Just the other day, Michael ate a salad and two large helpings of spaghetti and meatballs for dinner — after having a hearty bowl of ice cream. For breakfast the next morning, she ate two scrambled eggs, half a package of Polish sausage, English muffins and orange juice. For lunch, she consumed a 12-inch seafood sub and some Doritos, and that night’s dinner featured two pork chops, potatoes and broccoli.
That Michael’s weight remains steady even though she eats whatever she wants and does not exercise interests scientists studying the nation’s obesity epidemic. By looking at people who are near their ideal body weight, these reseachers at the National Institutes of Health’s Metabolic Clinical Research Unit in Bethesda hope to figure out what causes so many others to be overweight or uncontrollably fat.
Michael is among the one-third of American adults who are at a good weight relative to their height and build. Another third are overweight, and the rest are obese. Unlike Michael, very few people keep their weight in check without paying attention to what they eat and being conscientious about physical activity.

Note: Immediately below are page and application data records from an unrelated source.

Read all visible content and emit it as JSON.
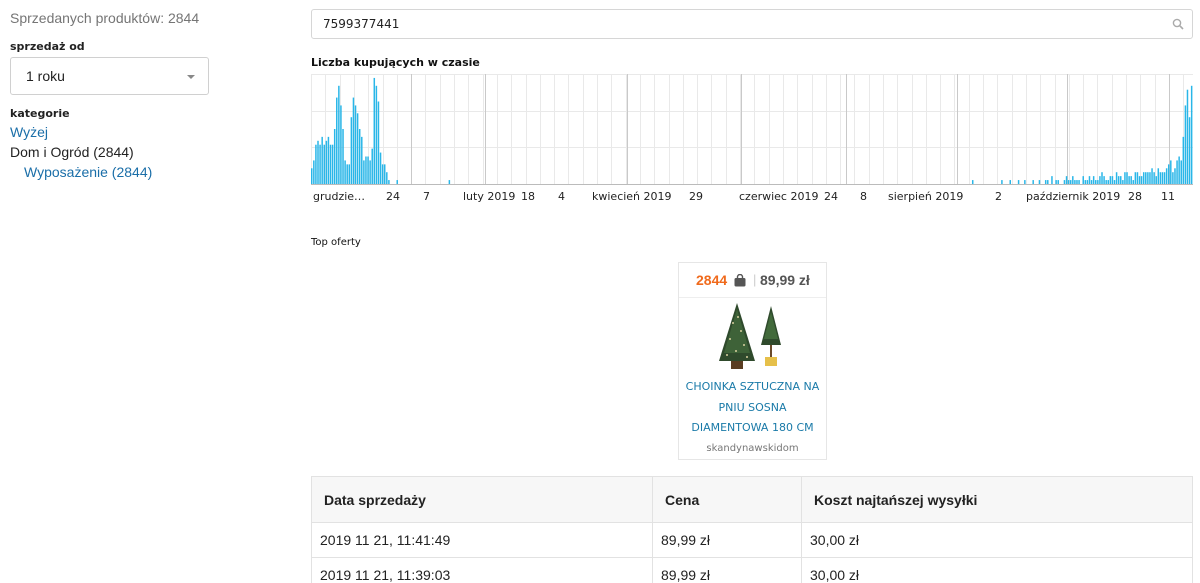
{
  "sidebar": {
    "sold_products": "Sprzedanych produktów: 2844",
    "sale_from_label": "sprzedaż od",
    "sale_from_value": "1 roku",
    "categories_label": "kategorie",
    "categories": {
      "up": "Wyżej",
      "current": "Dom i Ogród (2844)",
      "sub": "Wyposażenie (2844)"
    }
  },
  "search": {
    "value": "7599377441"
  },
  "chart_data": {
    "type": "bar",
    "title": "Liczba kupujących w czasie",
    "xlabel": "",
    "ylabel": "",
    "x_tick_labels": [
      "grudzie…",
      "24",
      "7",
      "luty 2019",
      "18",
      "4",
      "kwiecień 2019",
      "29",
      "czerwiec 2019",
      "24",
      "8",
      "sierpień 2019",
      "2",
      "październik 2019",
      "28",
      "11"
    ],
    "grid": true,
    "values": [
      4,
      6,
      10,
      11,
      10,
      12,
      10,
      11,
      12,
      10,
      10,
      14,
      22,
      25,
      20,
      14,
      6,
      5,
      5,
      17,
      22,
      20,
      18,
      14,
      12,
      6,
      7,
      7,
      6,
      9,
      27,
      25,
      21,
      8,
      5,
      5,
      3,
      1,
      0,
      0,
      0,
      1,
      0,
      0,
      0,
      0,
      0,
      0,
      0,
      0,
      0,
      0,
      0,
      0,
      0,
      0,
      0,
      0,
      0,
      0,
      0,
      0,
      0,
      0,
      0,
      0,
      1,
      0,
      0,
      0,
      0,
      0,
      0,
      0,
      0,
      0,
      0,
      0,
      0,
      0,
      0,
      0,
      0,
      0,
      0,
      0,
      0,
      0,
      0,
      0,
      0,
      0,
      0,
      0,
      0,
      0,
      0,
      0,
      0,
      0,
      0,
      0,
      0,
      0,
      0,
      0,
      0,
      0,
      0,
      0,
      0,
      0,
      0,
      0,
      0,
      0,
      0,
      0,
      0,
      0,
      0,
      0,
      0,
      0,
      0,
      0,
      0,
      0,
      0,
      0,
      0,
      0,
      0,
      0,
      0,
      0,
      0,
      0,
      0,
      0,
      0,
      0,
      0,
      0,
      0,
      0,
      0,
      0,
      0,
      0,
      0,
      0,
      0,
      0,
      0,
      0,
      0,
      0,
      0,
      0,
      0,
      0,
      0,
      0,
      0,
      0,
      0,
      0,
      0,
      0,
      0,
      0,
      0,
      0,
      0,
      0,
      0,
      0,
      0,
      0,
      0,
      0,
      0,
      0,
      0,
      0,
      0,
      0,
      0,
      0,
      0,
      0,
      0,
      0,
      0,
      0,
      0,
      0,
      0,
      0,
      0,
      0,
      0,
      0,
      0,
      0,
      0,
      0,
      0,
      0,
      0,
      0,
      0,
      0,
      0,
      0,
      0,
      0,
      0,
      0,
      0,
      0,
      0,
      0,
      0,
      0,
      0,
      0,
      0,
      0,
      0,
      0,
      0,
      0,
      0,
      0,
      0,
      0,
      0,
      0,
      0,
      0,
      0,
      0,
      0,
      0,
      0,
      0,
      0,
      0,
      0,
      0,
      0,
      0,
      0,
      0,
      0,
      0,
      0,
      0,
      0,
      0,
      0,
      0,
      0,
      0,
      0,
      0,
      0,
      0,
      0,
      0,
      0,
      0,
      0,
      0,
      0,
      0,
      0,
      0,
      0,
      0,
      0,
      0,
      0,
      0,
      0,
      0,
      0,
      0,
      0,
      0,
      0,
      0,
      0,
      0,
      0,
      0,
      0,
      0,
      0,
      0,
      0,
      0,
      0,
      0,
      0,
      0,
      0,
      0,
      0,
      0,
      0,
      0,
      0,
      0,
      0,
      1,
      0,
      0,
      0,
      0,
      0,
      0,
      0,
      0,
      0,
      0,
      0,
      0,
      0,
      1,
      0,
      0,
      0,
      1,
      0,
      0,
      0,
      1,
      0,
      0,
      1,
      0,
      0,
      0,
      1,
      0,
      0,
      1,
      0,
      0,
      1,
      1,
      0,
      2,
      0,
      1,
      1,
      0,
      0,
      1,
      2,
      1,
      1,
      2,
      1,
      1,
      1,
      0,
      2,
      1,
      1,
      2,
      1,
      2,
      1,
      1,
      2,
      3,
      2,
      1,
      1,
      2,
      2,
      1,
      3,
      2,
      2,
      1,
      3,
      3,
      2,
      2,
      1,
      3,
      3,
      2,
      2,
      3,
      3,
      3,
      3,
      4,
      3,
      2,
      4,
      3,
      3,
      3,
      4,
      5,
      6,
      3,
      4,
      6,
      7,
      6,
      12,
      20,
      24,
      17,
      25
    ],
    "colors": {
      "bar": "#29b6e8",
      "grid": "#e9e9e9",
      "major_grid": "#c9c9c9"
    }
  },
  "top_offers": {
    "label": "Top oferty",
    "offer": {
      "sold": "2844",
      "price": "89,99 zł",
      "name": "CHOINKA SZTUCZNA NA PNIU SOSNA DIAMENTOWA 180 CM",
      "seller": "skandynawskidom",
      "icon": "shopping-bag-icon",
      "accent": "#f06a1c"
    }
  },
  "sales_table": {
    "headers": [
      "Data sprzedaży",
      "Cena",
      "Koszt najtańszej wysyłki"
    ],
    "rows": [
      [
        "2019 11 21, 11:41:49",
        "89,99 zł",
        "30,00 zł"
      ],
      [
        "2019 11 21, 11:39:03",
        "89,99 zł",
        "30,00 zł"
      ]
    ]
  }
}
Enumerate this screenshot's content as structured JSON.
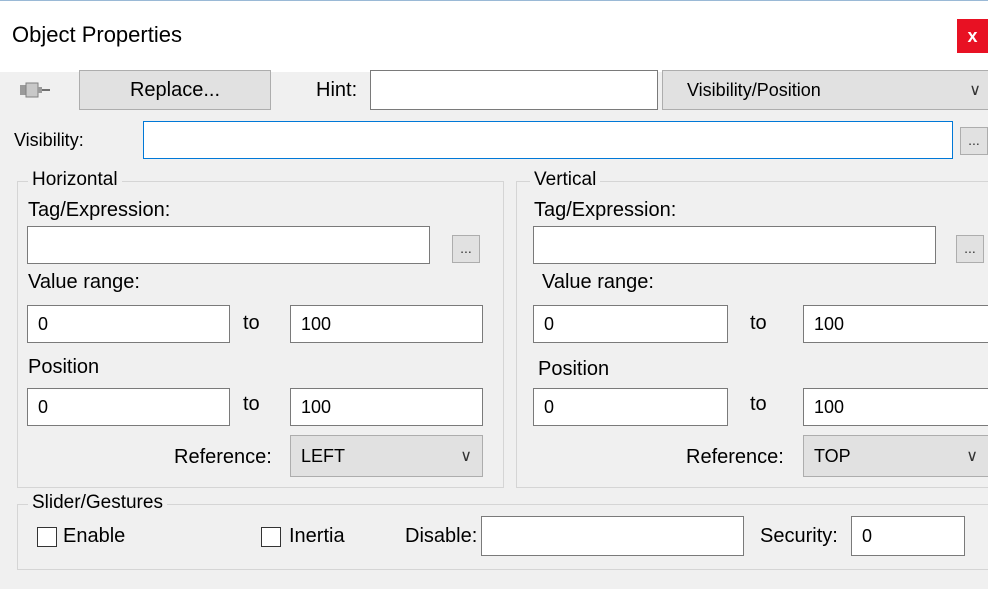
{
  "window": {
    "title": "Object Properties",
    "close_glyph": "x"
  },
  "toolbar": {
    "pin_icon": "pushpin-icon",
    "replace_label": "Replace...",
    "hint_label": "Hint:",
    "hint_value": "",
    "mode_select": "Visibility/Position"
  },
  "visibility": {
    "label": "Visibility:",
    "value": "",
    "browse_label": "..."
  },
  "horizontal": {
    "title": "Horizontal",
    "tag_label": "Tag/Expression:",
    "tag_value": "",
    "browse_label": "...",
    "value_range_label": "Value range:",
    "range_from": "0",
    "range_to": "100",
    "to_label": "to",
    "position_label": "Position",
    "pos_from": "0",
    "pos_to": "100",
    "reference_label": "Reference:",
    "reference_value": "LEFT"
  },
  "vertical": {
    "title": "Vertical",
    "tag_label": "Tag/Expression:",
    "tag_value": "",
    "browse_label": "...",
    "value_range_label": "Value range:",
    "range_from": "0",
    "range_to": "100",
    "to_label": "to",
    "position_label": "Position",
    "pos_from": "0",
    "pos_to": "100",
    "reference_label": "Reference:",
    "reference_value": "TOP"
  },
  "slider": {
    "title": "Slider/Gestures",
    "enable_label": "Enable",
    "enable_checked": false,
    "inertia_label": "Inertia",
    "inertia_checked": false,
    "disable_label": "Disable:",
    "disable_value": "",
    "security_label": "Security:",
    "security_value": "0"
  }
}
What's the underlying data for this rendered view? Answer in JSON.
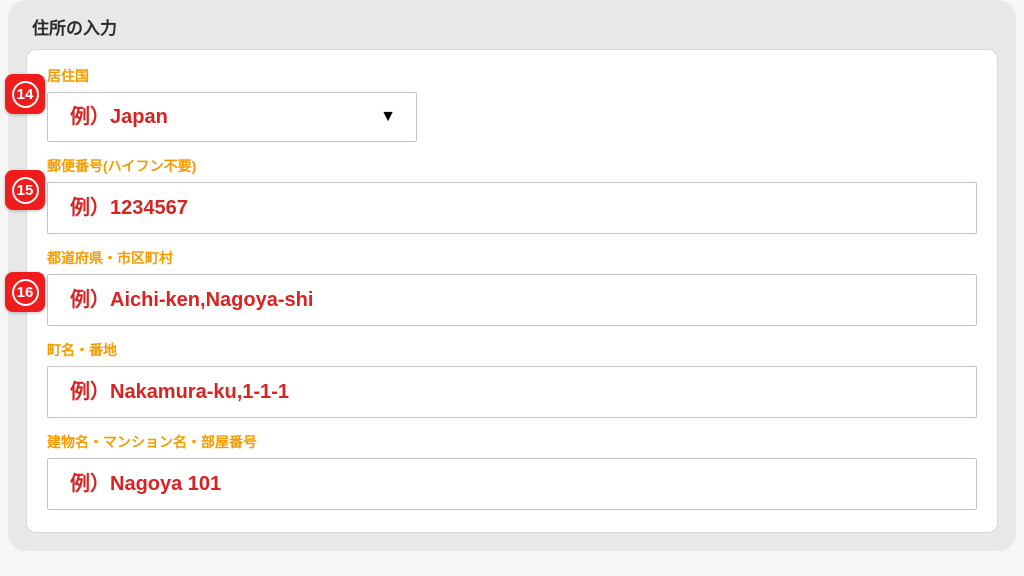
{
  "section_title": "住所の入力",
  "markers": {
    "m14": "14",
    "m15": "15",
    "m16": "16"
  },
  "fields": {
    "country": {
      "label": "居住国",
      "placeholder": "例）Japan"
    },
    "postal": {
      "label": "郵便番号(ハイフン不要)",
      "placeholder": "例）1234567"
    },
    "prefecture_city": {
      "label": "都道府県・市区町村",
      "placeholder": "例）Aichi-ken,Nagoya-shi"
    },
    "street": {
      "label": "町名・番地",
      "placeholder": "例）Nakamura-ku,1-1-1"
    },
    "building": {
      "label": "建物名・マンション名・部屋番号",
      "placeholder": "例）Nagoya 101"
    }
  }
}
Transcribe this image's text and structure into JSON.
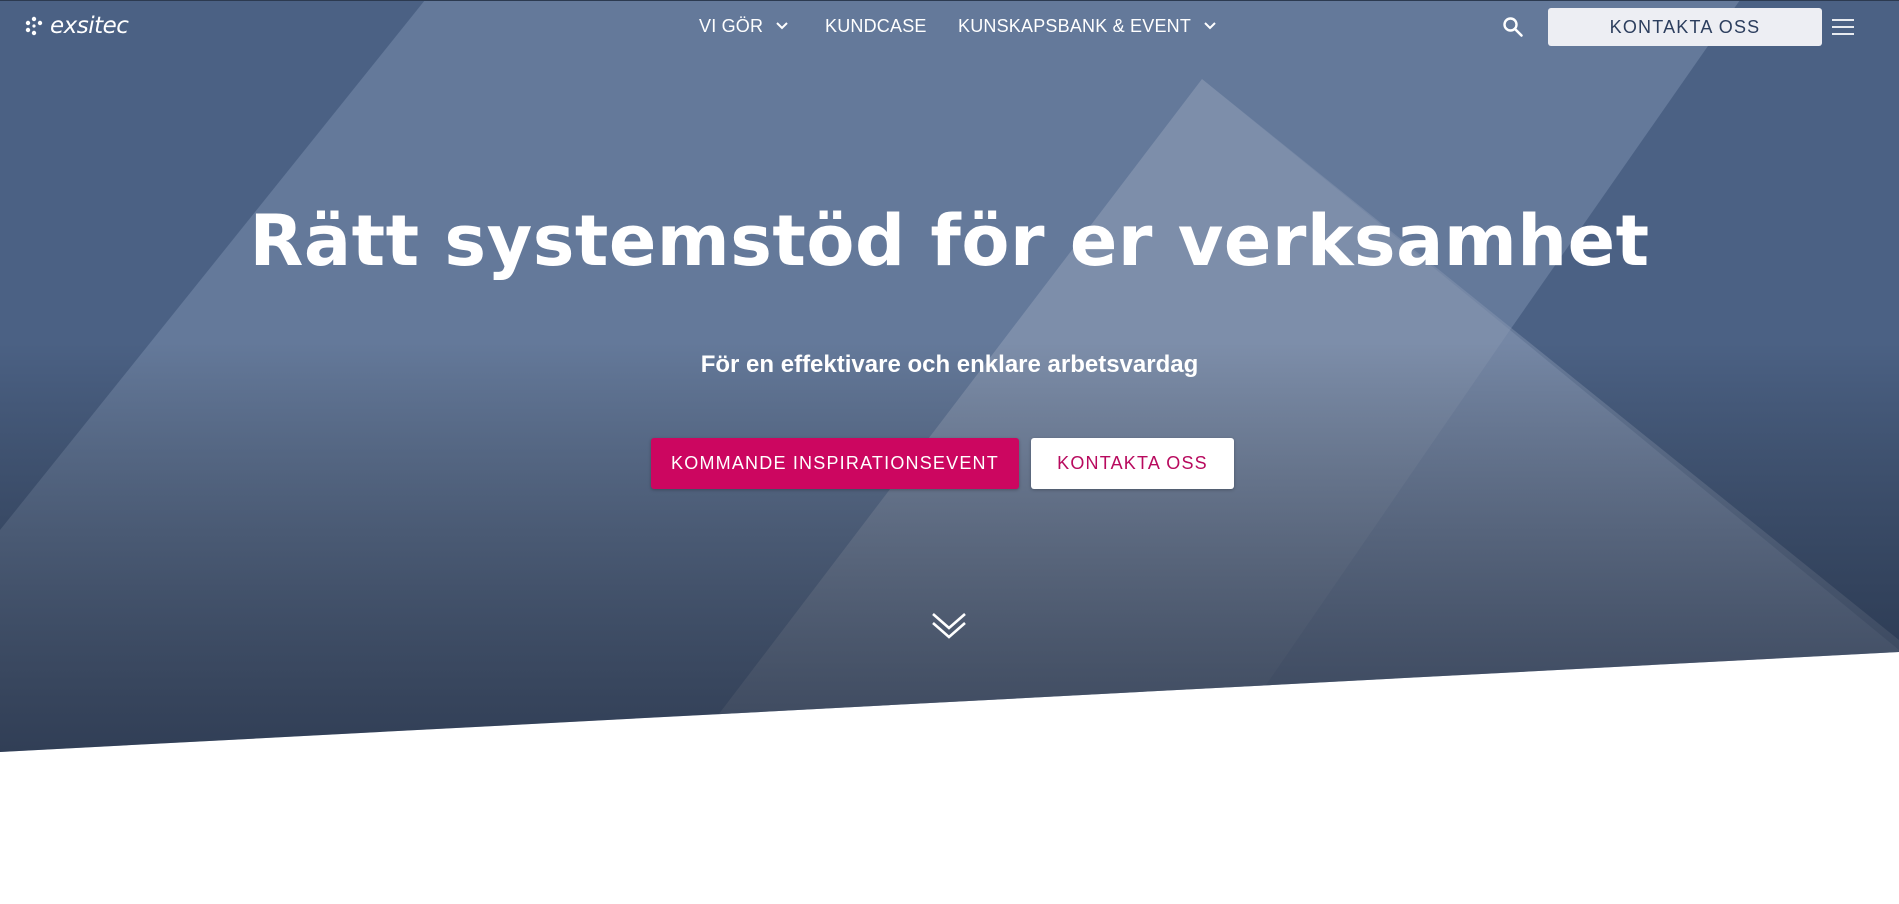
{
  "brand": {
    "logo_text": "exsitec"
  },
  "nav": {
    "items": [
      {
        "label": "VI GÖR"
      },
      {
        "label": "KUNDCASE"
      },
      {
        "label": "KUNSKAPSBANK & EVENT"
      }
    ],
    "contact_label": "KONTAKTA OSS"
  },
  "hero": {
    "title": "Rätt systemstöd för er verksamhet",
    "subtitle": "För en effektivare och enklare arbetsvardag",
    "primary_button": "KOMMANDE INSPIRATIONSEVENT",
    "secondary_button": "KONTAKTA OSS"
  },
  "icons": {
    "logo_mark": "exsitec-dots-logo",
    "nav_dropdown": "chevron-down-icon",
    "search": "search-icon",
    "menu": "hamburger-menu-icon",
    "scroll_down": "double-chevron-down-icon"
  },
  "colors": {
    "hero_base": "#5e7291",
    "hero_dark": "#353f53",
    "accent": "#cc0660",
    "contact_text": "#b80a5e",
    "header_button_bg": "#edeef3",
    "header_button_text": "#2c3e5e"
  }
}
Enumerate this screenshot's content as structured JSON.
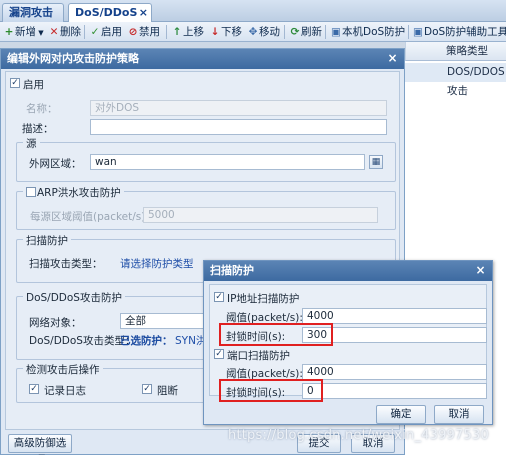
{
  "tabs": [
    {
      "label": "漏洞攻击防护"
    },
    {
      "label": "DoS/DDoS防护",
      "close": "×"
    }
  ],
  "toolbar": {
    "new": "新增",
    "delete": "删除",
    "enable": "启用",
    "disable": "禁用",
    "up": "上移",
    "down": "下移",
    "move": "移动",
    "refresh": "刷新",
    "local_dos": "本机DoS防护",
    "dos_tool": "DoS防护辅助工具"
  },
  "grid": {
    "header": "策略类型",
    "row1_type": "DOS/DDOS攻击"
  },
  "dialog": {
    "title": "编辑外网对内攻击防护策略",
    "close": "×",
    "enable_label": "启用",
    "name_label": "名称：",
    "name_value": "对外DOS",
    "desc_label": "描述：",
    "desc_value": "",
    "source": {
      "legend": "源",
      "zone_label": "外网区域：",
      "zone_value": "wan"
    },
    "arp": {
      "legend": "ARP洪水攻击防护",
      "threshold_label": "每源区域阈值(packet/s):",
      "threshold_value": "5000"
    },
    "scan_protect": {
      "legend": "扫描防护",
      "type_label": "扫描攻击类型：",
      "type_link": "请选择防护类型"
    },
    "dos": {
      "legend": "DoS/DDoS攻击防护",
      "target_label": "网络对象：",
      "target_value": "全部",
      "type_label": "DoS/DDoS攻击类型：",
      "selected_prefix": "已选防护：",
      "selected_value": "SYN洪水攻"
    },
    "action": {
      "legend": "检测攻击后操作",
      "log_label": "记录日志",
      "block_label": "阻断"
    },
    "advanced_button": "高级防御选项",
    "submit_button": "提交",
    "cancel_button": "取消"
  },
  "scan_dialog": {
    "title": "扫描防护",
    "close": "×",
    "ip_scan": {
      "label": "IP地址扫描防护",
      "threshold_label": "阈值(packet/s):",
      "threshold_value": "4000",
      "block_label": "封锁时间(s):",
      "block_value": "300"
    },
    "port_scan": {
      "label": "端口扫描防护",
      "threshold_label": "阈值(packet/s):",
      "threshold_value": "4000",
      "block_label": "封锁时间(s):",
      "block_value": "0"
    },
    "ok_button": "确定",
    "cancel_button": "取消"
  },
  "watermark": "https://blog.csdn.net/weixin_43997530",
  "colors": {
    "title_bar": "#3d6aa1",
    "link": "#1f4fa8",
    "highlight": "#e02020"
  }
}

For years, people have been told to diet, control their appetites, use a little willpower. But more and more scientists believe the obesity epidemic has been triggered by a combination beyond an individual’s control: genes, and how they interact with an environment of abundant, tasty, inexpensive and hard-to-resist food.
Each person’s unique genetic makeup, these experts think, may affect what he craves, how much he craves and how his body uses fat and burns calories.
“We are hard-wired to be a bit more hungry than we need to, because until very recently — in evolutionary terms — the vast majority of our fellow humans had no idea whether the next meal would be available or not,” said Francesco S. Celi, a clinical investigator at the NIH research unit.
Yet for some people, there is a profound imbalance between what they eat and the amount of energy they expend. Most of these people become obese as a result, but some, like Michael, don’t.
“Some are more sensitive” to that imbalance, said Rudolph Leibel, a diabetes researcher at New York’s Columbia University who has been studying the biochemistry and genetics of obesity for 25 years. “That’s the genetics.”
“There are people in the population who are skinnier or more slender with a different genetic response to the environment,” he said. That is why “just yelling at people and telling them it is sinful or gluttony is not a particular fruitful way to deal with the problem. It’s not very effective to insinuate that someone has moral failings when a behavior is involved.”